**Task description:**
Beneath this task are records; count the lines among them that contain the word "icon" and answer with the number only.

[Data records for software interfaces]
::::
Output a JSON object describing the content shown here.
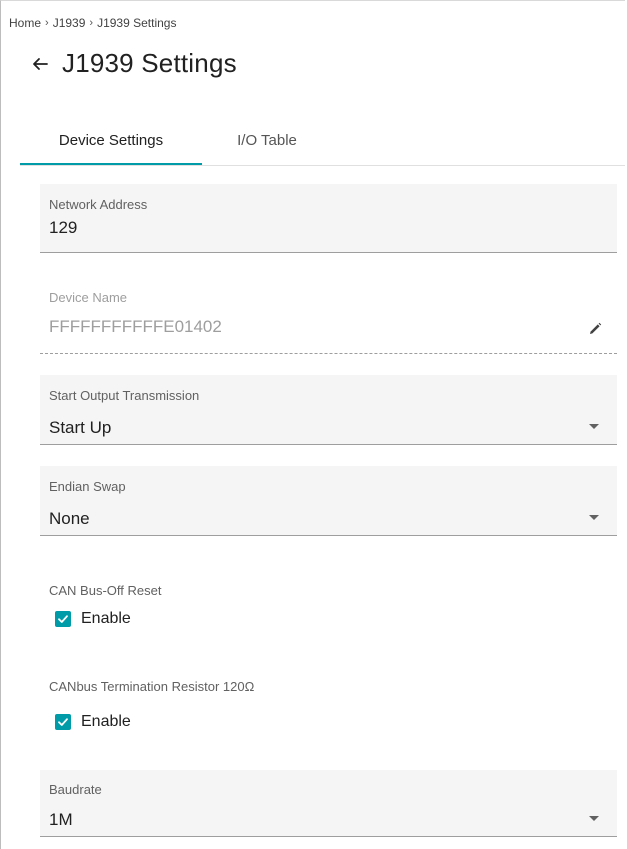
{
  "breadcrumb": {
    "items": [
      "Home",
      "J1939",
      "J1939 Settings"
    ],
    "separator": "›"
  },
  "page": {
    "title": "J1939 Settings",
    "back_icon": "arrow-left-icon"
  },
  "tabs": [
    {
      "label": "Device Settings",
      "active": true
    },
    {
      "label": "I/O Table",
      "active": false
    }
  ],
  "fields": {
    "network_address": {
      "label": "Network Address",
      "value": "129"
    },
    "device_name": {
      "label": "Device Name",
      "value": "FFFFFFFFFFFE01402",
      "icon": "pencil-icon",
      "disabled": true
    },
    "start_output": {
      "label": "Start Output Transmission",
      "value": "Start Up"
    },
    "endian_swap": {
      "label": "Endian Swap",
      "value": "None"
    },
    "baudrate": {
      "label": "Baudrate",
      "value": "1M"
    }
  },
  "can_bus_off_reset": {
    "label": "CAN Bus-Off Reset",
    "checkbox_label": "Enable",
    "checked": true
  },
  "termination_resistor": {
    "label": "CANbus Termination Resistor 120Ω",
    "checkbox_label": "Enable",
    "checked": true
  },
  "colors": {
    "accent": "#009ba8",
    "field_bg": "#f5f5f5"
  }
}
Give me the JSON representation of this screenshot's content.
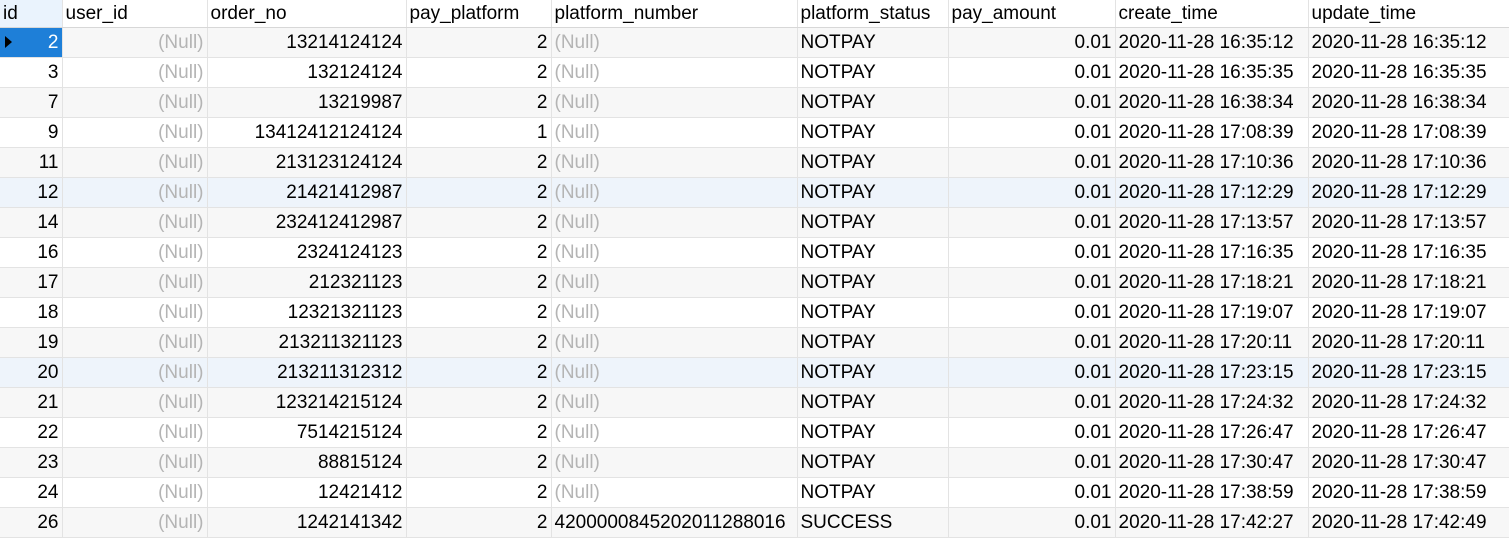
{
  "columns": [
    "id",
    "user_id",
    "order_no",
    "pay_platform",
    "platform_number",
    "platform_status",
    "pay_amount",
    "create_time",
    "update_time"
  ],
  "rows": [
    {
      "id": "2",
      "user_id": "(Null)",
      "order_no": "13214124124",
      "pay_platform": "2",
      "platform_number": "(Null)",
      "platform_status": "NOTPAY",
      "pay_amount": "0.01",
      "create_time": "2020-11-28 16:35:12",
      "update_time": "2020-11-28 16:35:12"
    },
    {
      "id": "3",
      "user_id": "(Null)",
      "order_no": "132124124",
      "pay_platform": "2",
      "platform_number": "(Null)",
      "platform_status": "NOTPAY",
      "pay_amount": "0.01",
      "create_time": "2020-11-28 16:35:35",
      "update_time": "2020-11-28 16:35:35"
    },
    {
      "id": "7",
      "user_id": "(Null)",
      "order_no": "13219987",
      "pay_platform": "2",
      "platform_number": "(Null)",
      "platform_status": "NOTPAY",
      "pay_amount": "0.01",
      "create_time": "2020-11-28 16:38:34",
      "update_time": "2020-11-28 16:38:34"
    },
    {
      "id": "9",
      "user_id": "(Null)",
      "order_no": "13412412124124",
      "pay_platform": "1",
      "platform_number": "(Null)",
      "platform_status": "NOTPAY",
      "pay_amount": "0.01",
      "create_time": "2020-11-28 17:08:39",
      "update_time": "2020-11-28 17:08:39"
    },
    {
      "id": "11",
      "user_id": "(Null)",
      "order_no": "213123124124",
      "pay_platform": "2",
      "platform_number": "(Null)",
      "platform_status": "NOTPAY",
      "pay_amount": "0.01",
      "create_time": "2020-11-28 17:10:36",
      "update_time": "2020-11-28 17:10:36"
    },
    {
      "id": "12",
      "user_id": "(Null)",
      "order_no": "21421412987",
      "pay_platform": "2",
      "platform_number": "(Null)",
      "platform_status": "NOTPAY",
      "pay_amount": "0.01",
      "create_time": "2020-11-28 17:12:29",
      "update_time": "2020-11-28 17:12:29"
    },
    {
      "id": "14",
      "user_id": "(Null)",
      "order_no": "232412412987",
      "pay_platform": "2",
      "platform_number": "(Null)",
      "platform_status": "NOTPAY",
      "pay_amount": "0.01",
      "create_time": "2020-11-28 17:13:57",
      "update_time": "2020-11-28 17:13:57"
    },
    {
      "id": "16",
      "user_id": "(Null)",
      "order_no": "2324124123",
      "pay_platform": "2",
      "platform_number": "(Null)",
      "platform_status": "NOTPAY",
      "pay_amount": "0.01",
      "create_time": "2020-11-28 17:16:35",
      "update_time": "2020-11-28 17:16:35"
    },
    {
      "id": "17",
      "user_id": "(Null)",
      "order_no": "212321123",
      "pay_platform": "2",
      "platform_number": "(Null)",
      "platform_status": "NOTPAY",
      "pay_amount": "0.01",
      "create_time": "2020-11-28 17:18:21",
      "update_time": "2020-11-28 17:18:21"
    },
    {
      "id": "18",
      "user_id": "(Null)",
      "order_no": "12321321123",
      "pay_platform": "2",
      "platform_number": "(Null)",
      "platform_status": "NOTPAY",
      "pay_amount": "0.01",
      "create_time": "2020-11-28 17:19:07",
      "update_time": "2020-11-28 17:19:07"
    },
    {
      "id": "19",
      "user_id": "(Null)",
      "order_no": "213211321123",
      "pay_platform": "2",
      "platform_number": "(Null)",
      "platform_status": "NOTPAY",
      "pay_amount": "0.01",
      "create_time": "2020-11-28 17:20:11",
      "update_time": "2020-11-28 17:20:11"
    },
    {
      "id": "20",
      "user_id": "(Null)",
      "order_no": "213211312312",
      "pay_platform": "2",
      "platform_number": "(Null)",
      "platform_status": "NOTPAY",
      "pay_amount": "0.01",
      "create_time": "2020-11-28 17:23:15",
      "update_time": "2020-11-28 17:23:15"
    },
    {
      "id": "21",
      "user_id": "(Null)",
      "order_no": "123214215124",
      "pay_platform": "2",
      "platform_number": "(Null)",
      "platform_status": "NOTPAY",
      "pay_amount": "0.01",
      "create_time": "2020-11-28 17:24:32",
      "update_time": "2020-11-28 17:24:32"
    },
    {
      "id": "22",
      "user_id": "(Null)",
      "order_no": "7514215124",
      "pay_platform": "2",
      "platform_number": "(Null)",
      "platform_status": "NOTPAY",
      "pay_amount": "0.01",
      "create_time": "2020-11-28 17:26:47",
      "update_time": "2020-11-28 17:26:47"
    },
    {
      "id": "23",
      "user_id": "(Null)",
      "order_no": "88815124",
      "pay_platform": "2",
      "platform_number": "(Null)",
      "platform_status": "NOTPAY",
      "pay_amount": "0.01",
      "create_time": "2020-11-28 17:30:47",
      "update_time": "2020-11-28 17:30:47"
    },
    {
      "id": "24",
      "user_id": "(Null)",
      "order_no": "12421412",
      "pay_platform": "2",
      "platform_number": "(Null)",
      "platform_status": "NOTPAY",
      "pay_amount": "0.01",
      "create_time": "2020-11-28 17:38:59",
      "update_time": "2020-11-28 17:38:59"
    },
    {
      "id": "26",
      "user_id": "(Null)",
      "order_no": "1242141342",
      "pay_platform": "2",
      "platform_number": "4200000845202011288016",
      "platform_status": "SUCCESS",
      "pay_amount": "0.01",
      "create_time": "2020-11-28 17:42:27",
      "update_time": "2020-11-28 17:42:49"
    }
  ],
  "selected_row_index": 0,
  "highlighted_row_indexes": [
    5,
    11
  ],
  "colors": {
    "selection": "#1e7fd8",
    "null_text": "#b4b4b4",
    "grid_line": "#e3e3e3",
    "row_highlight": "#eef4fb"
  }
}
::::
**Response area:**
2